As you work through the listing below, copy each line exactly and drop the images.
DATASET ENTRIES section start
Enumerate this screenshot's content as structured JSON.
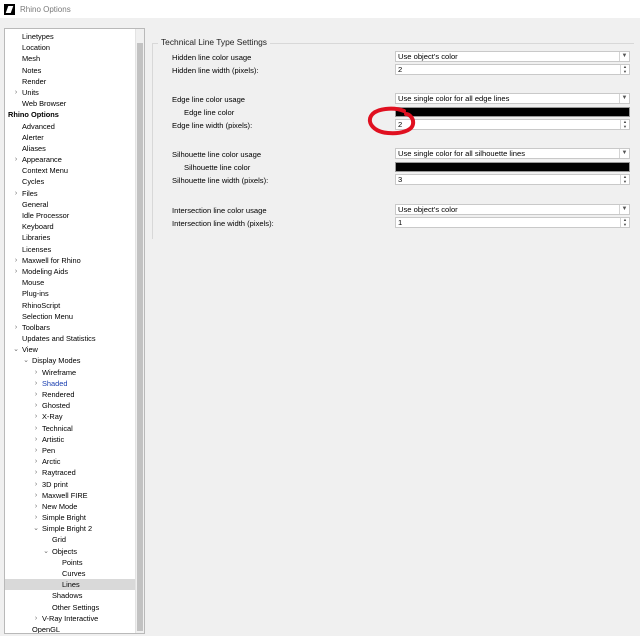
{
  "window": {
    "title": "Rhino Options"
  },
  "tree": {
    "items": [
      {
        "label": "Linetypes",
        "level": 1,
        "arrow": ""
      },
      {
        "label": "Location",
        "level": 1,
        "arrow": ""
      },
      {
        "label": "Mesh",
        "level": 1,
        "arrow": ""
      },
      {
        "label": "Notes",
        "level": 1,
        "arrow": ""
      },
      {
        "label": "Render",
        "level": 1,
        "arrow": ""
      },
      {
        "label": "Units",
        "level": 1,
        "arrow": "›"
      },
      {
        "label": "Web Browser",
        "level": 1,
        "arrow": ""
      },
      {
        "label": "Rhino Options",
        "level": 0,
        "arrow": "",
        "bold": true
      },
      {
        "label": "Advanced",
        "level": 1,
        "arrow": ""
      },
      {
        "label": "Alerter",
        "level": 1,
        "arrow": ""
      },
      {
        "label": "Aliases",
        "level": 1,
        "arrow": ""
      },
      {
        "label": "Appearance",
        "level": 1,
        "arrow": "›"
      },
      {
        "label": "Context Menu",
        "level": 1,
        "arrow": ""
      },
      {
        "label": "Cycles",
        "level": 1,
        "arrow": ""
      },
      {
        "label": "Files",
        "level": 1,
        "arrow": "›"
      },
      {
        "label": "General",
        "level": 1,
        "arrow": ""
      },
      {
        "label": "Idle Processor",
        "level": 1,
        "arrow": ""
      },
      {
        "label": "Keyboard",
        "level": 1,
        "arrow": ""
      },
      {
        "label": "Libraries",
        "level": 1,
        "arrow": ""
      },
      {
        "label": "Licenses",
        "level": 1,
        "arrow": ""
      },
      {
        "label": "Maxwell for Rhino",
        "level": 1,
        "arrow": "›"
      },
      {
        "label": "Modeling Aids",
        "level": 1,
        "arrow": "›"
      },
      {
        "label": "Mouse",
        "level": 1,
        "arrow": ""
      },
      {
        "label": "Plug-ins",
        "level": 1,
        "arrow": ""
      },
      {
        "label": "RhinoScript",
        "level": 1,
        "arrow": ""
      },
      {
        "label": "Selection Menu",
        "level": 1,
        "arrow": ""
      },
      {
        "label": "Toolbars",
        "level": 1,
        "arrow": "›"
      },
      {
        "label": "Updates and Statistics",
        "level": 1,
        "arrow": ""
      },
      {
        "label": "View",
        "level": 1,
        "arrow": "⌄"
      },
      {
        "label": "Display Modes",
        "level": 2,
        "arrow": "⌄"
      },
      {
        "label": "Wireframe",
        "level": 3,
        "arrow": "›"
      },
      {
        "label": "Shaded",
        "level": 3,
        "arrow": "›",
        "active": true
      },
      {
        "label": "Rendered",
        "level": 3,
        "arrow": "›"
      },
      {
        "label": "Ghosted",
        "level": 3,
        "arrow": "›"
      },
      {
        "label": "X-Ray",
        "level": 3,
        "arrow": "›"
      },
      {
        "label": "Technical",
        "level": 3,
        "arrow": "›"
      },
      {
        "label": "Artistic",
        "level": 3,
        "arrow": "›"
      },
      {
        "label": "Pen",
        "level": 3,
        "arrow": "›"
      },
      {
        "label": "Arctic",
        "level": 3,
        "arrow": "›"
      },
      {
        "label": "Raytraced",
        "level": 3,
        "arrow": "›"
      },
      {
        "label": "3D print",
        "level": 3,
        "arrow": "›"
      },
      {
        "label": "Maxwell FIRE",
        "level": 3,
        "arrow": "›"
      },
      {
        "label": "New Mode",
        "level": 3,
        "arrow": "›"
      },
      {
        "label": "Simple Bright",
        "level": 3,
        "arrow": "›"
      },
      {
        "label": "Simple Bright 2",
        "level": 3,
        "arrow": "⌄"
      },
      {
        "label": "Grid",
        "level": 4,
        "arrow": ""
      },
      {
        "label": "Objects",
        "level": 4,
        "arrow": "⌄"
      },
      {
        "label": "Points",
        "level": 5,
        "arrow": ""
      },
      {
        "label": "Curves",
        "level": 5,
        "arrow": ""
      },
      {
        "label": "Lines",
        "level": 5,
        "arrow": "",
        "selected": true
      },
      {
        "label": "Shadows",
        "level": 4,
        "arrow": ""
      },
      {
        "label": "Other Settings",
        "level": 4,
        "arrow": ""
      },
      {
        "label": "V-Ray Interactive",
        "level": 3,
        "arrow": "›"
      },
      {
        "label": "OpenGL",
        "level": 2,
        "arrow": ""
      }
    ]
  },
  "settings": {
    "group_title": "Technical Line Type Settings",
    "hidden_color_label": "Hidden line color usage",
    "hidden_color_value": "Use object's color",
    "hidden_width_label": "Hidden line width (pixels):",
    "hidden_width_value": "2",
    "edge_color_label": "Edge line color usage",
    "edge_color_value": "Use single color for all edge lines",
    "edge_swatch_label": "Edge line color",
    "edge_swatch_color": "#000000",
    "edge_width_label": "Edge line width (pixels):",
    "edge_width_value": "2",
    "silhouette_color_label": "Silhouette line color usage",
    "silhouette_color_value": "Use single color for all silhouette lines",
    "silhouette_swatch_label": "Silhouette line color",
    "silhouette_swatch_color": "#000000",
    "silhouette_width_label": "Silhouette line width (pixels):",
    "silhouette_width_value": "3",
    "intersection_color_label": "Intersection line color usage",
    "intersection_color_value": "Use object's color",
    "intersection_width_label": "Intersection line width (pixels):",
    "intersection_width_value": "1"
  },
  "icons": {
    "dropdown": "chevron-down-icon",
    "spinner": "spinner-arrows-icon",
    "expand": "chevron-right-icon",
    "collapse": "chevron-down-icon"
  },
  "colors": {
    "annotation": "#e01020",
    "selection": "#d9d9d9",
    "active_item": "#1a3fb0"
  }
}
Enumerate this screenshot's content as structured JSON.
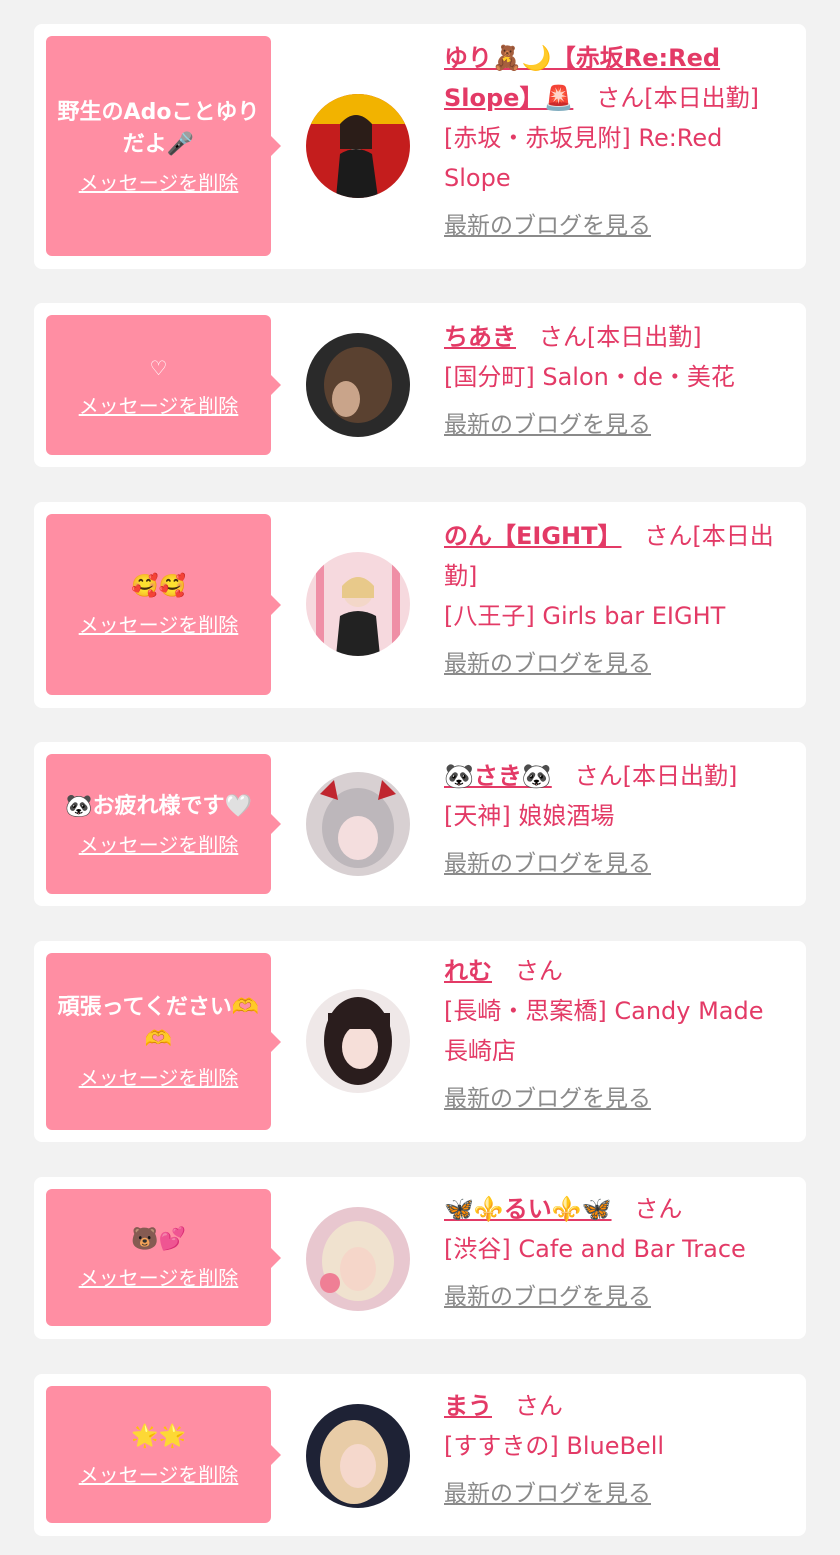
{
  "common": {
    "delete_label": "メッセージを削除",
    "blog_label": "最新のブログを見る",
    "san_suffix": "さん",
    "accent_color": "#e33a66",
    "bubble_color": "#ff8ea3"
  },
  "items": [
    {
      "message": "野生のAdoことゆりだよ🎤",
      "name": "ゆり🧸🌙【赤坂Re:Red Slope】🚨",
      "status": "[本日出勤]",
      "location": "[赤坂・赤坂見附] Re:Red Slope"
    },
    {
      "message": "♡",
      "name": "ちあき",
      "status": "[本日出勤]",
      "location": "[国分町] Salon・de・美花"
    },
    {
      "message": "🥰🥰",
      "name": "のん【EIGHT】",
      "status": "[本日出勤]",
      "location": "[八王子] Girls bar EIGHT"
    },
    {
      "message": "🐼お疲れ様です🤍",
      "name": "🐼さき🐼",
      "status": "[本日出勤]",
      "location": "[天神] 娘娘酒場"
    },
    {
      "message": "頑張ってください🫶🫶",
      "name": "れむ",
      "status": "",
      "location": "[長崎・思案橋] Candy Made 長崎店"
    },
    {
      "message": "🐻💕",
      "name": "🦋⚜️るい⚜️🦋",
      "status": "",
      "location": "[渋谷] Cafe and Bar Trace"
    },
    {
      "message": "🌟🌟",
      "name": "まう",
      "status": "",
      "location": "[すすきの] BlueBell"
    }
  ]
}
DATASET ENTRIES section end
*RESPONSE BELOW*:
Enumerate this screenshot's content as structured JSON.
{
  "window": {
    "title": "Rhino Options"
  },
  "tree": {
    "items": [
      {
        "label": "Linetypes",
        "level": 1,
        "arrow": ""
      },
      {
        "label": "Location",
        "level": 1,
        "arrow": ""
      },
      {
        "label": "Mesh",
        "level": 1,
        "arrow": ""
      },
      {
        "label": "Notes",
        "level": 1,
        "arrow": ""
      },
      {
        "label": "Render",
        "level": 1,
        "arrow": ""
      },
      {
        "label": "Units",
        "level": 1,
        "arrow": "›"
      },
      {
        "label": "Web Browser",
        "level": 1,
        "arrow": ""
      },
      {
        "label": "Rhino Options",
        "level": 0,
        "arrow": "",
        "bold": true
      },
      {
        "label": "Advanced",
        "level": 1,
        "arrow": ""
      },
      {
        "label": "Alerter",
        "level": 1,
        "arrow": ""
      },
      {
        "label": "Aliases",
        "level": 1,
        "arrow": ""
      },
      {
        "label": "Appearance",
        "level": 1,
        "arrow": "›"
      },
      {
        "label": "Context Menu",
        "level": 1,
        "arrow": ""
      },
      {
        "label": "Cycles",
        "level": 1,
        "arrow": ""
      },
      {
        "label": "Files",
        "level": 1,
        "arrow": "›"
      },
      {
        "label": "General",
        "level": 1,
        "arrow": ""
      },
      {
        "label": "Idle Processor",
        "level": 1,
        "arrow": ""
      },
      {
        "label": "Keyboard",
        "level": 1,
        "arrow": ""
      },
      {
        "label": "Libraries",
        "level": 1,
        "arrow": ""
      },
      {
        "label": "Licenses",
        "level": 1,
        "arrow": ""
      },
      {
        "label": "Maxwell for Rhino",
        "level": 1,
        "arrow": "›"
      },
      {
        "label": "Modeling Aids",
        "level": 1,
        "arrow": "›"
      },
      {
        "label": "Mouse",
        "level": 1,
        "arrow": ""
      },
      {
        "label": "Plug-ins",
        "level": 1,
        "arrow": ""
      },
      {
        "label": "RhinoScript",
        "level": 1,
        "arrow": ""
      },
      {
        "label": "Selection Menu",
        "level": 1,
        "arrow": ""
      },
      {
        "label": "Toolbars",
        "level": 1,
        "arrow": "›"
      },
      {
        "label": "Updates and Statistics",
        "level": 1,
        "arrow": ""
      },
      {
        "label": "View",
        "level": 1,
        "arrow": "⌄"
      },
      {
        "label": "Display Modes",
        "level": 2,
        "arrow": "⌄"
      },
      {
        "label": "Wireframe",
        "level": 3,
        "arrow": "›"
      },
      {
        "label": "Shaded",
        "level": 3,
        "arrow": "›",
        "active": true
      },
      {
        "label": "Rendered",
        "level": 3,
        "arrow": "›"
      },
      {
        "label": "Ghosted",
        "level": 3,
        "arrow": "›"
      },
      {
        "label": "X-Ray",
        "level": 3,
        "arrow": "›"
      },
      {
        "label": "Technical",
        "level": 3,
        "arrow": "›"
      },
      {
        "label": "Artistic",
        "level": 3,
        "arrow": "›"
      },
      {
        "label": "Pen",
        "level": 3,
        "arrow": "›"
      },
      {
        "label": "Arctic",
        "level": 3,
        "arrow": "›"
      },
      {
        "label": "Raytraced",
        "level": 3,
        "arrow": "›"
      },
      {
        "label": "3D print",
        "level": 3,
        "arrow": "›"
      },
      {
        "label": "Maxwell FIRE",
        "level": 3,
        "arrow": "›"
      },
      {
        "label": "New Mode",
        "level": 3,
        "arrow": "›"
      },
      {
        "label": "Simple Bright",
        "level": 3,
        "arrow": "›"
      },
      {
        "label": "Simple Bright 2",
        "level": 3,
        "arrow": "⌄"
      },
      {
        "label": "Grid",
        "level": 4,
        "arrow": ""
      },
      {
        "label": "Objects",
        "level": 4,
        "arrow": "⌄"
      },
      {
        "label": "Points",
        "level": 5,
        "arrow": ""
      },
      {
        "label": "Curves",
        "level": 5,
        "arrow": ""
      },
      {
        "label": "Lines",
        "level": 5,
        "arrow": "",
        "selected": true
      },
      {
        "label": "Shadows",
        "level": 4,
        "arrow": ""
      },
      {
        "label": "Other Settings",
        "level": 4,
        "arrow": ""
      },
      {
        "label": "V-Ray Interactive",
        "level": 3,
        "arrow": "›"
      },
      {
        "label": "OpenGL",
        "level": 2,
        "arrow": ""
      }
    ]
  },
  "settings": {
    "group_title": "Technical Line Type Settings",
    "hidden_color_label": "Hidden line color usage",
    "hidden_color_value": "Use object's color",
    "hidden_width_label": "Hidden line width (pixels):",
    "hidden_width_value": "2",
    "edge_color_label": "Edge line color usage",
    "edge_color_value": "Use single color for all edge lines",
    "edge_swatch_label": "Edge line color",
    "edge_swatch_color": "#000000",
    "edge_width_label": "Edge line width (pixels):",
    "edge_width_value": "2",
    "silhouette_color_label": "Silhouette line color usage",
    "silhouette_color_value": "Use single color for all silhouette lines",
    "silhouette_swatch_label": "Silhouette line color",
    "silhouette_swatch_color": "#000000",
    "silhouette_width_label": "Silhouette line width (pixels):",
    "silhouette_width_value": "3",
    "intersection_color_label": "Intersection line color usage",
    "intersection_color_value": "Use object's color",
    "intersection_width_label": "Intersection line width (pixels):",
    "intersection_width_value": "1"
  },
  "icons": {
    "dropdown": "chevron-down-icon",
    "spinner": "spinner-arrows-icon",
    "expand": "chevron-right-icon",
    "collapse": "chevron-down-icon"
  },
  "colors": {
    "annotation": "#e01020",
    "selection": "#d9d9d9",
    "active_item": "#1a3fb0"
  }
}
Enumerate this screenshot's content as structured JSON.
{
  "common": {
    "delete_label": "メッセージを削除",
    "blog_label": "最新のブログを見る",
    "san_suffix": "さん",
    "accent_color": "#e33a66",
    "bubble_color": "#ff8ea3"
  },
  "items": [
    {
      "message": "野生のAdoことゆりだよ🎤",
      "name": "ゆり🧸🌙【赤坂Re:Red Slope】🚨",
      "status": "[本日出勤]",
      "location": "[赤坂・赤坂見附] Re:Red Slope"
    },
    {
      "message": "♡",
      "name": "ちあき",
      "status": "[本日出勤]",
      "location": "[国分町] Salon・de・美花"
    },
    {
      "message": "🥰🥰",
      "name": "のん【EIGHT】",
      "status": "[本日出勤]",
      "location": "[八王子] Girls bar EIGHT"
    },
    {
      "message": "🐼お疲れ様です🤍",
      "name": "🐼さき🐼",
      "status": "[本日出勤]",
      "location": "[天神] 娘娘酒場"
    },
    {
      "message": "頑張ってください🫶🫶",
      "name": "れむ",
      "status": "",
      "location": "[長崎・思案橋] Candy Made 長崎店"
    },
    {
      "message": "🐻💕",
      "name": "🦋⚜️るい⚜️🦋",
      "status": "",
      "location": "[渋谷] Cafe and Bar Trace"
    },
    {
      "message": "🌟🌟",
      "name": "まう",
      "status": "",
      "location": "[すすきの] BlueBell"
    }
  ]
}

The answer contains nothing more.